The popular competitive road biking series is scheduled to take place between June 16 and June 27. Now in its 13th year and 12th edition, ToAD draws cyclists from across the U.S. and overseas to compete in criterium-style races, hosted by neighborhoods and business districts. Spectators gather by the thousands to be part of the action and patronize nearby bars and restaurants.
Plans are in their final stages, but the multi-day tour is expected to put on at least six to seven day-long race events, and “with any luck,” up to nine or 10, said executive director Bill Koch in an interview with BizTimes Milwaukee. Traditionally, ToAD runs runs 11 consecutive days, visiting 11 host communities.
So far, Manitowoc, Janesville, East Troy and Grafton have committed to hosting ToAD events. Organizers are working to get approval from Wauwatosa, Shorewood, and Hartland, which would be a new addition to the lineup. In Wauwatosa, the event would relocate to the village after seven years on West North Avenue.
This year’s tour won’t include North Downer Avenue on Milwaukee’s East Side; the neighborhood recently canceled its annual Downer Classic bike race in light of the city’s health restrictions and steep fines for noncompliant businesses, said Koch. Brady Street had been another new addition this year, but the BID has since backed out. Both marquee sites will join ToAD in 2022.
“The challenging thing for everyone has been planning today for what tomorrow will hopefully look like,” said Koch.
La Crosse-based Kwik Trip is ToAD’s presenting sponsor, now for the fourth year. Koch said the company, and the majority of the series’ sponsors, remained loyal to ToAD amid the pandemic and rendered financial support without contractual obligation.
ToAD is no stranger to working closely with its host communities, but these days, approval of an in-person event, especially one known to draw a crowd, relies heavily on local health departments.
“That’s a new thing for us,” said Koch. “We’ve never had to deal with health departments in 12 years of putting on this event, but it is a new reality and we’ve got an extensive overview of what our risk mitigation is going to look like at the events. We’ve been collaborating with several of those departments, just getting their feedback, along with other race promoter peer groups.”

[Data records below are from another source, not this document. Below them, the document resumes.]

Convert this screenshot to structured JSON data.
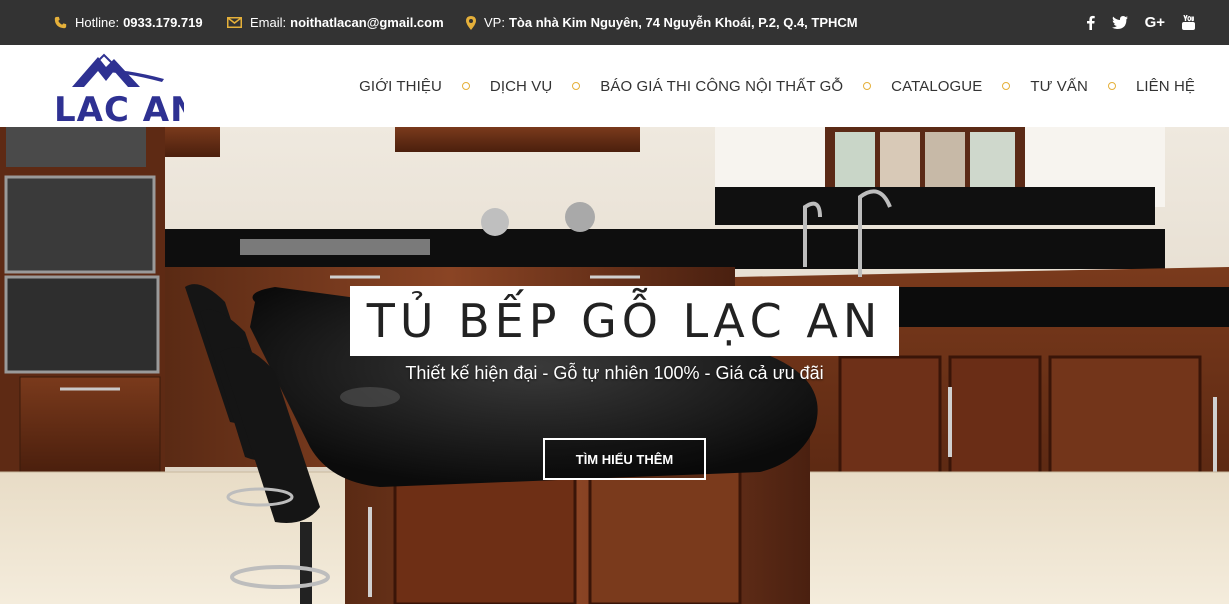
{
  "topbar": {
    "hotline_label": "Hotline:",
    "hotline_value": "0933.179.719",
    "email_label": "Email:",
    "email_value": "noithatlacan@gmail.com",
    "address_label": "VP:",
    "address_value": "Tòa nhà Kim Nguyên, 74 Nguyễn Khoái, P.2, Q.4, TPHCM",
    "icon_color": "#e5b03a",
    "social": [
      {
        "icon": "facebook-icon",
        "glyph": "f"
      },
      {
        "icon": "twitter-icon",
        "glyph": "t"
      },
      {
        "icon": "google-plus-icon",
        "glyph": "G+"
      },
      {
        "icon": "youtube-icon",
        "glyph": "yt"
      }
    ]
  },
  "header": {
    "logo_text": "LAC AN",
    "logo_color": "#2e3192",
    "nav": [
      {
        "label": "GIỚI THIỆU"
      },
      {
        "label": "DỊCH VỤ"
      },
      {
        "label": "BÁO GIÁ THI CÔNG NỘI THẤT GỖ"
      },
      {
        "label": "CATALOGUE"
      },
      {
        "label": "TƯ VẤN"
      },
      {
        "label": "LIÊN HỆ"
      }
    ]
  },
  "hero": {
    "title": "TỦ BẾP GỖ LẠC AN",
    "subtitle": "Thiết kế hiện đại - Gỗ tự nhiên 100% - Giá cả ưu đãi",
    "button_label": "TÌM HIỂU THÊM"
  }
}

ToAD’s official schedule is set to be announced by May 1, said Koch. Organizers confirmed their 2021 plans in an email announcement Wednesday urging racers, host communities and sponsors to do their part to keep COVID-19 cases down.
All ToAD events will require the usual safety measures, like mask wearing and physical distancing. Organizers plan to install signage and adjust course set-ups to encourage people to spread out.

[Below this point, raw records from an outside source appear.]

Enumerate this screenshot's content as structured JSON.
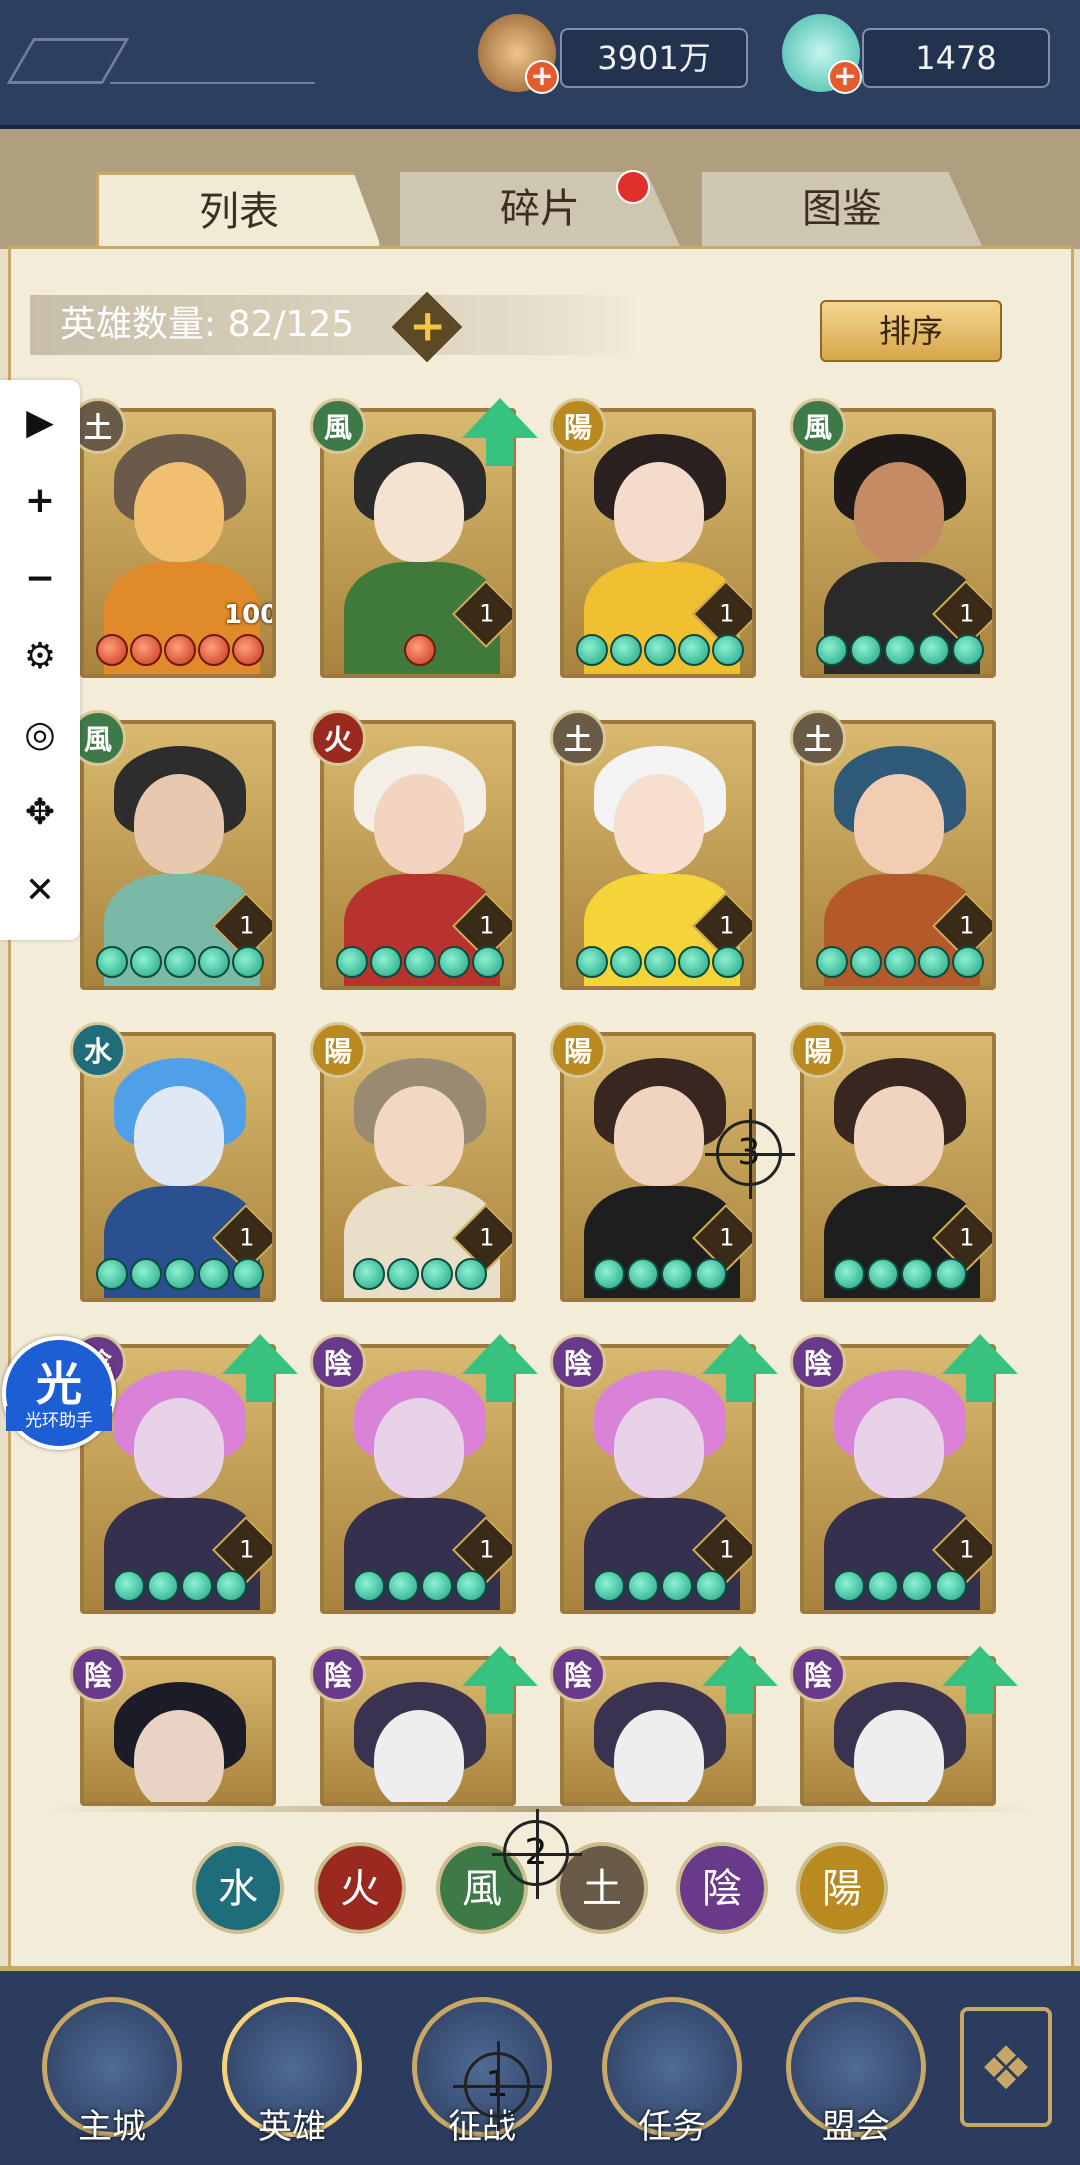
{
  "resources": {
    "coins": "3901万",
    "jade": "1478",
    "plus": "+"
  },
  "tabs": [
    "列表",
    "碎片",
    "图鉴"
  ],
  "hero_count_label": "英雄数量: 82/125",
  "count_plus": "+",
  "sort_label": "排序",
  "sidebar": [
    "play-icon",
    "plus-icon",
    "minus-icon",
    "gear-icon",
    "eye-off-icon",
    "move-icon",
    "close-icon"
  ],
  "sidebar_glyphs": [
    "▶",
    "+",
    "−",
    "⚙",
    "◎",
    "✥",
    "✕"
  ],
  "cards": [
    {
      "element": "土",
      "level": "100",
      "orbs": "rrrrr",
      "upgrade": false,
      "colors": [
        "#6b5a4a",
        "#e08a2a",
        "#f0c070"
      ]
    },
    {
      "element": "風",
      "level": "1",
      "orbs": "r",
      "upgrade": true,
      "colors": [
        "#2b2b2b",
        "#3f7a3a",
        "#f6e2d0"
      ]
    },
    {
      "element": "陽",
      "level": "1",
      "orbs": "ggggg",
      "upgrade": false,
      "colors": [
        "#2a2020",
        "#f0c030",
        "#f3dccc"
      ]
    },
    {
      "element": "風",
      "level": "1",
      "orbs": "ggggg",
      "upgrade": false,
      "colors": [
        "#1f1a18",
        "#2a2a2a",
        "#c58b64"
      ]
    },
    {
      "element": "風",
      "level": "1",
      "orbs": "ggggg",
      "upgrade": false,
      "colors": [
        "#2d2d2d",
        "#7ab8a8",
        "#e8c9b0"
      ]
    },
    {
      "element": "火",
      "level": "1",
      "orbs": "ggggg",
      "upgrade": false,
      "colors": [
        "#f3eee6",
        "#b8332e",
        "#f2d4c0"
      ]
    },
    {
      "element": "土",
      "level": "1",
      "orbs": "ggggg",
      "upgrade": false,
      "colors": [
        "#f3f3f3",
        "#f5d43a",
        "#f6dfcf"
      ]
    },
    {
      "element": "土",
      "level": "1",
      "orbs": "ggggg",
      "upgrade": false,
      "colors": [
        "#2f5a7a",
        "#b45a2a",
        "#f1cdb3"
      ]
    },
    {
      "element": "水",
      "level": "1",
      "orbs": "ggggg",
      "upgrade": false,
      "colors": [
        "#4fa0e8",
        "#2b5090",
        "#dfe8f5"
      ]
    },
    {
      "element": "陽",
      "level": "1",
      "orbs": "gggg",
      "upgrade": false,
      "colors": [
        "#9a8a72",
        "#e9dfc8",
        "#f2d7c2"
      ]
    },
    {
      "element": "陽",
      "level": "1",
      "orbs": "gggg",
      "upgrade": false,
      "colors": [
        "#3a2620",
        "#1e1e1e",
        "#f0d4c0"
      ]
    },
    {
      "element": "陽",
      "level": "1",
      "orbs": "gggg",
      "upgrade": false,
      "colors": [
        "#3a2620",
        "#1e1e1e",
        "#f0d4c0"
      ]
    },
    {
      "element": "陰",
      "level": "1",
      "orbs": "gggg",
      "upgrade": true,
      "colors": [
        "#d982d8",
        "#35304e",
        "#e8d2e8"
      ]
    },
    {
      "element": "陰",
      "level": "1",
      "orbs": "gggg",
      "upgrade": true,
      "colors": [
        "#d982d8",
        "#35304e",
        "#e8d2e8"
      ]
    },
    {
      "element": "陰",
      "level": "1",
      "orbs": "gggg",
      "upgrade": true,
      "colors": [
        "#d982d8",
        "#35304e",
        "#e8d2e8"
      ]
    },
    {
      "element": "陰",
      "level": "1",
      "orbs": "gggg",
      "upgrade": true,
      "colors": [
        "#d982d8",
        "#35304e",
        "#e8d2e8"
      ]
    },
    {
      "element": "陰",
      "level": "",
      "orbs": "",
      "upgrade": false,
      "colors": [
        "#1c1c28",
        "#c9a552",
        "#e9d3c4"
      ]
    },
    {
      "element": "陰",
      "level": "",
      "orbs": "",
      "upgrade": true,
      "colors": [
        "#3a3350",
        "#5a3aa0",
        "#eeeeee"
      ]
    },
    {
      "element": "陰",
      "level": "",
      "orbs": "",
      "upgrade": true,
      "colors": [
        "#3a3350",
        "#5a3aa0",
        "#eeeeee"
      ]
    },
    {
      "element": "陰",
      "level": "",
      "orbs": "",
      "upgrade": true,
      "colors": [
        "#3a3350",
        "#5a3aa0",
        "#eeeeee"
      ]
    }
  ],
  "element_colors": {
    "土": "#6a5a48",
    "風": "#3e7a48",
    "陽": "#b88a20",
    "火": "#9a2a20",
    "水": "#1f6d7a",
    "陰": "#6a3a8a"
  },
  "filters": [
    {
      "glyph": "水",
      "color": "#1f6d7a"
    },
    {
      "glyph": "火",
      "color": "#9a2a20"
    },
    {
      "glyph": "風",
      "color": "#3e7a48"
    },
    {
      "glyph": "土",
      "color": "#6a5a48"
    },
    {
      "glyph": "陰",
      "color": "#6a3a8a"
    },
    {
      "glyph": "陽",
      "color": "#b88a20"
    }
  ],
  "assistant": {
    "big": "光",
    "small": "光环助手"
  },
  "markers": [
    "1",
    "2",
    "3"
  ],
  "nav": [
    "主城",
    "英雄",
    "征战",
    "任务",
    "盟会"
  ],
  "nav_grid_glyph": "❖"
}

“One of the biggest things we’re doing is stretching our sound system around the course a little further, so that people who choose to be further away from the stage area, where there tends to be larger groups, can still hear what’s happening with the race,” said Koch.
In addition, spectators will be encouraged to walk the course instead of standing in groups. Barriers will be installed every six feet near the start-finish line to prevent crowding.
Pre-COVID, ToAD estimates the series generates more than $2 million in annual economic impact to Wisconsin. Koch said the impact may be less this year due to varying levels of comfortability with public events, but it all depends on case and vaccination trends over the next couple months.
As for rider participation, organizers have high expectations. The series usually draws competitors from 40 states and more than 12 countries, with an average of nearly 500 racing daily. That number is expected to remain or potentially increase, said Koch.
“People want to have events, people want to have bike races,” he said. “Everybody is just so anxious for things to return to some sense of normalcy.”
Riders will travel to Wisconsin from just as many states this year. H.owever, pandemic restrictions in some countries may prevent international cyclists from making the trip.
As excited as racers are to get back on the course, Koch said, public health and safety is the priority.
“The riders have to understand this is a party, it’s a public gathering for the community,” he said. “If the community wants to put it on, we have to be good stewards.”